    BDR has experienced unseasonable demand during what is traditionally the slowest time of year in commercial real estate.  Although demand has increased in all sectors, the industrial sector is leading the charge in 2017.  There are so many factors that affect a market.  Most of these factors are outside of our regional control.  Each sector under the commercial real estate umbrella is different and driven by varying economic forces which can also be directly affected by macroeconomic factors stemming from federal policy and regulation.

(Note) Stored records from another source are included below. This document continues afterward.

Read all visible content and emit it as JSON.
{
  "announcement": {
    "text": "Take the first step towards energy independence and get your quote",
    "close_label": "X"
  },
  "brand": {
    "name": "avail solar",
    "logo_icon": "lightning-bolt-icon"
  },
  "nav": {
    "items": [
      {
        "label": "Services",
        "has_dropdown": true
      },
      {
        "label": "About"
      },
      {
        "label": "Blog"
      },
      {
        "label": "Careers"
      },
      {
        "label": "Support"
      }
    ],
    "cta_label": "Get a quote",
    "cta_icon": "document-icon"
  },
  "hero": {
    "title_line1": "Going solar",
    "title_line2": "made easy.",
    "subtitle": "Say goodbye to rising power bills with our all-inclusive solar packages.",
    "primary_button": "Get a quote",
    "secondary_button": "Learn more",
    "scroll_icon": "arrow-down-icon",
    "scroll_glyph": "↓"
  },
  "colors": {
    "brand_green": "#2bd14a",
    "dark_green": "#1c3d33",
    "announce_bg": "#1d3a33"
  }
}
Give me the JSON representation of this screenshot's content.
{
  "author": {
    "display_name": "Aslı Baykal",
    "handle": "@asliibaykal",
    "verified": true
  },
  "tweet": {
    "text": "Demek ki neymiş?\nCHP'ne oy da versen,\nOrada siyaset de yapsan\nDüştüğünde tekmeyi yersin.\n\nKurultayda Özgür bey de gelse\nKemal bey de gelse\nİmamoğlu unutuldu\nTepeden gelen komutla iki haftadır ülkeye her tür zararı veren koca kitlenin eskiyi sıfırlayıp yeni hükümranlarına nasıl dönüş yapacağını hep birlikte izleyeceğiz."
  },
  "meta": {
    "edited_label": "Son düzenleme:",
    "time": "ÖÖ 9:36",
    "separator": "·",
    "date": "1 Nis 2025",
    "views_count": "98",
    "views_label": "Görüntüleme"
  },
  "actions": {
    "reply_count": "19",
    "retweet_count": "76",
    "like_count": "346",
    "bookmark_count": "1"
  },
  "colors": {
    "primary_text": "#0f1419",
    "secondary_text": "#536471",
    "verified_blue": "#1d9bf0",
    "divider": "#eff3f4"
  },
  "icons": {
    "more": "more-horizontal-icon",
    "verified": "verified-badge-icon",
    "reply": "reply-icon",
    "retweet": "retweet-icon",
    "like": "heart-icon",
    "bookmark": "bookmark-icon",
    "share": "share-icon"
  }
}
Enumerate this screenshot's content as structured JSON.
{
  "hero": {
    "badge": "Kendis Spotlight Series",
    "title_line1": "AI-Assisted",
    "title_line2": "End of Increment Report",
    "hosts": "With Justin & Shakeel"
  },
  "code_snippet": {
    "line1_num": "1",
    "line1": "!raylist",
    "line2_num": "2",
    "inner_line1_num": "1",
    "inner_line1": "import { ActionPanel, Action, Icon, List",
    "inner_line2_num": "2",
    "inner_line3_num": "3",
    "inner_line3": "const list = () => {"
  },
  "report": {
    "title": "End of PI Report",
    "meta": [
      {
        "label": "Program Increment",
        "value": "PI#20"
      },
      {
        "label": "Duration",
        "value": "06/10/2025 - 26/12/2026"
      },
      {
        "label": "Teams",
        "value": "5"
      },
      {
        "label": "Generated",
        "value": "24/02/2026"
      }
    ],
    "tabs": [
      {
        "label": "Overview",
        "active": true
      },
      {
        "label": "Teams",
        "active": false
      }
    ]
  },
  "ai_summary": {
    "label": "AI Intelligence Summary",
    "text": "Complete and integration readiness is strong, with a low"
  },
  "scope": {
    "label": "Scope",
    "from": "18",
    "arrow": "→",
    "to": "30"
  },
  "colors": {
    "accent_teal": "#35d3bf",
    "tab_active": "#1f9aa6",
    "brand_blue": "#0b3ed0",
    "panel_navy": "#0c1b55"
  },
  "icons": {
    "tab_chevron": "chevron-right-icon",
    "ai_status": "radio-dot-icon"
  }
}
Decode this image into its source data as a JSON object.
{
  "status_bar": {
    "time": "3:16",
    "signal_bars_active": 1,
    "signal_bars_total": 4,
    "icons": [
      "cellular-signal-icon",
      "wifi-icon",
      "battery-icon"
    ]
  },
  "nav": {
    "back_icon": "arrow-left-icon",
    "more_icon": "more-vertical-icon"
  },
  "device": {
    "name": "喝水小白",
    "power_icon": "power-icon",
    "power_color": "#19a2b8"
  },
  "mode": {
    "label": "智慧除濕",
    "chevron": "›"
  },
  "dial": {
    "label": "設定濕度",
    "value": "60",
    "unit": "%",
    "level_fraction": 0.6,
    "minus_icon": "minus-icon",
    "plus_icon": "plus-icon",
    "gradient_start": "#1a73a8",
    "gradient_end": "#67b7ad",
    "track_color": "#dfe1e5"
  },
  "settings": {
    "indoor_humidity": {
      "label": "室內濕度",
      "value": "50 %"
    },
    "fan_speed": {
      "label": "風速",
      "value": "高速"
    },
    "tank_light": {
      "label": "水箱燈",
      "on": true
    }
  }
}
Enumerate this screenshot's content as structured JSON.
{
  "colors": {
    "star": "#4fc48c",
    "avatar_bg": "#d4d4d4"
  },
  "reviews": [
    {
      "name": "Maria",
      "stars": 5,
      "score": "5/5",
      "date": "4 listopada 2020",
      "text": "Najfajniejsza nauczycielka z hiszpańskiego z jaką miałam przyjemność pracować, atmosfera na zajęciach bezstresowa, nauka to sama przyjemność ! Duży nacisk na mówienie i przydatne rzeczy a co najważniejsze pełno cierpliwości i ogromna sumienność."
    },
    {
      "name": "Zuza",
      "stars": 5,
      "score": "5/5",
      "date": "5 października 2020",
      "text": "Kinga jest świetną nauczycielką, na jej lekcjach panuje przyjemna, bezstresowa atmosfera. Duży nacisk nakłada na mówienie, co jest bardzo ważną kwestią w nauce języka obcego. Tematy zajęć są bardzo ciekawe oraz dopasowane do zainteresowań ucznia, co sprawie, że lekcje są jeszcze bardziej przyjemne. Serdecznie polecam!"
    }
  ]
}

    Many believed Trump’s surprising presidential election would result in pro-business policies.  Time will tell on that one.  Many also thought Trump’s election would result in pro-energy policies.  In less than two weeks in office, we are already seeing this bear some truth.  Within his first week of office, President Trump signed an executive order to encourage federal review folks to pass Trans Canada’s resubmittal of the Keystone Pipeline project in the Dakotas.  According to Marcellus Drilling News, “On January 19, 2017, the Federal Energy Regulatory Commission voted to approve and issue a certificate to Columbia Pipeline’s Leach Xpress and Rayne Xpress pipeline projects.  This is fantastic news for the Marcellus/Utica region.”  While traveling in Morgantown, have you looked over at the acres upon acres of green pipe being stored in Morgantown Industrial Park?  We are not getting the world’s longest water slide, but we will begin to hear about progress relating to Atlantic Coast Pipeline, a 600-mile interstate natural gas transmission line. The project will begin in 2017 and stretch from Harrison County, WV to Chesapeake County, VA and Robeson County, NC.

    What does all of this mean for the region?  Commodity pricing has been suppressed due to an oversupply of natural gas in the market.  Two factors will increase demand:  Pipelines and cracker plants.  We have already touched on pipelines.  There are currently three cracker plants being consider in the region.  One is moving forward in Monaca, PA with two additional cracker plants still in the planning stages.  Cracker plants effectively isolate the molecular components (think chemistry class) in natural gas which are then used in other manufacturing processes such as the development of various plastics.  Due to high usage needs and the expense of transportation, many believe manufacturing will follow and locate within close proximity of the cracker plants.  This results in more jobs for the region and will undoubtedly have a trickle-down economics effect on various sectors.  When looking to open a location, many energy companies have a need for industrial space.

    How can you tell demand has increased in the industrial sector?  Black Diamond Realty records and tracks every lead that comes into our office via phone and internet.  Since Election Day (November 8, 2016), there have been 27 unique leads that have come into our office.  This number is in line with the number of industrial leads we typically see in an entire year.  Things are looking bright for the industrial sector.  Act now before pricing increases.